__Data listing__.
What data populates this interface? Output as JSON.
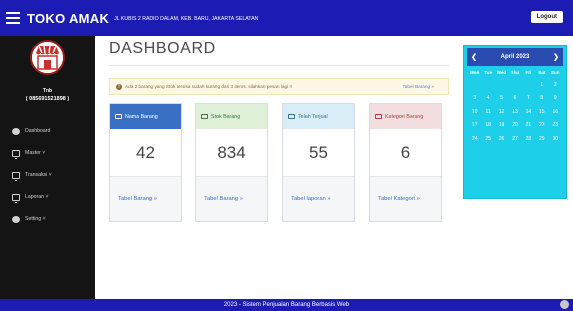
{
  "header": {
    "brand": "TOKO AMAK",
    "address": "JL KUBIS 2 RADIO DALAM, KEB. BARU, JAKARTA SELATAN",
    "logout_label": "Logout"
  },
  "sidebar": {
    "user_name": "Tnb",
    "user_phone": "( 085691521898 )",
    "items": [
      {
        "label": "Dashboard",
        "icon": "dashboard-icon"
      },
      {
        "label": "Master ˅",
        "icon": "monitor-icon"
      },
      {
        "label": "Transaksi ˅",
        "icon": "monitor-icon"
      },
      {
        "label": "Laporan ˅",
        "icon": "monitor-icon"
      },
      {
        "label": "Setting ˅",
        "icon": "gear-icon"
      }
    ]
  },
  "main": {
    "title": "DASHBOARD",
    "alert_text": "Ada 2 barang yang Stok tersisa sudah kurang dari 3 items. silahkan pesan lagi !!",
    "alert_link": "Tabel Barang »",
    "cards": [
      {
        "label": "Nama Barang",
        "value": "42",
        "link": "Tabel Barang »",
        "head_bg": "#3a70c4",
        "head_color": "#ffffff"
      },
      {
        "label": "Stok Barang",
        "value": "834",
        "link": "Tabel Barang »",
        "head_bg": "#dff0d8",
        "head_color": "#3c763d"
      },
      {
        "label": "Telah Terjual",
        "value": "55",
        "link": "Tabel laporan »",
        "head_bg": "#d9edf7",
        "head_color": "#31708f"
      },
      {
        "label": "Kategori Barang",
        "value": "6",
        "link": "Tabel Kategori »",
        "head_bg": "#f2dede",
        "head_color": "#a94442"
      }
    ]
  },
  "calendar": {
    "month_label": "April 2023",
    "prev": "❮",
    "next": "❯",
    "days_of_week": [
      "Mon",
      "Tue",
      "Wed",
      "Thu",
      "Fri",
      "Sat",
      "Sun"
    ],
    "weeks": [
      [
        "",
        "",
        "",
        "",
        "",
        "1",
        "2"
      ],
      [
        "3",
        "4",
        "5",
        "6",
        "7",
        "8",
        "9"
      ],
      [
        "10",
        "11",
        "12",
        "13",
        "14",
        "15",
        "16"
      ],
      [
        "17",
        "18",
        "19",
        "20",
        "21",
        "22",
        "23"
      ],
      [
        "24",
        "25",
        "26",
        "27",
        "28",
        "29",
        "30"
      ]
    ]
  },
  "footer": {
    "text": "2023 - Sistem Penjualan Barang Berbasis Web"
  },
  "colors": {
    "primary_bar": "#1c1cb4",
    "sidebar": "#141414",
    "calendar": "#1ecfea"
  }
}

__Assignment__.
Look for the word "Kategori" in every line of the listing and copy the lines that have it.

__Exercise response__.
        "label": "Kategori Barang",
        "link": "Tabel Kategori »",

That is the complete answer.